→ **What needs to be done**
Could you give the number of lines in the entries below that contain the word "amount"? Only the number is wanted.
◇ ◇ ◇ ◇ ◇ ◇ ◇
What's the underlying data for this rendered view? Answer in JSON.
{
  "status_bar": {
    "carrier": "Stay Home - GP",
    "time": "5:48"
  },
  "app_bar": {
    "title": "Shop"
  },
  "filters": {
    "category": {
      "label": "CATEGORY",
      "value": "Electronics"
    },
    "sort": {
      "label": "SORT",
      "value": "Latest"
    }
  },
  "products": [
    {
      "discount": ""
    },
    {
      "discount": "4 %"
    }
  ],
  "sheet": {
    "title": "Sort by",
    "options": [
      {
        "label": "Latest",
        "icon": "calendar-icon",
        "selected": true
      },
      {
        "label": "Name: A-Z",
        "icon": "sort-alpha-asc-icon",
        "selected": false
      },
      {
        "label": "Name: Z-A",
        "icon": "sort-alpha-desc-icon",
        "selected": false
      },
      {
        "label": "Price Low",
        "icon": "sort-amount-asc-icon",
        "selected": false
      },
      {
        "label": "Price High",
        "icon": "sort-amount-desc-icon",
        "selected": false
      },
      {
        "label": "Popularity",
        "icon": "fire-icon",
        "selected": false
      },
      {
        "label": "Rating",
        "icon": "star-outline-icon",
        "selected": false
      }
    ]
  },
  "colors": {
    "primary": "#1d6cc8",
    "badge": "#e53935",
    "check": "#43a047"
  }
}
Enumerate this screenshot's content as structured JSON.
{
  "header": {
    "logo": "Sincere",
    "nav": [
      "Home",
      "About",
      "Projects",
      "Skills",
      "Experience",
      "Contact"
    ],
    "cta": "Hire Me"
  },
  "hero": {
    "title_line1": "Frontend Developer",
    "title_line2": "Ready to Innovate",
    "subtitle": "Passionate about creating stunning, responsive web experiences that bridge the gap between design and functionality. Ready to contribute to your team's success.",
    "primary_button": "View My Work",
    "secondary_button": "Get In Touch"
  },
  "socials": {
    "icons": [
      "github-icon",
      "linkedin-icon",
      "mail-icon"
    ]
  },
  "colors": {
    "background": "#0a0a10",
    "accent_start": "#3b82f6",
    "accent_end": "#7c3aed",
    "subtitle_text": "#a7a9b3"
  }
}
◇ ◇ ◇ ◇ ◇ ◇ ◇
→ **Written response**
2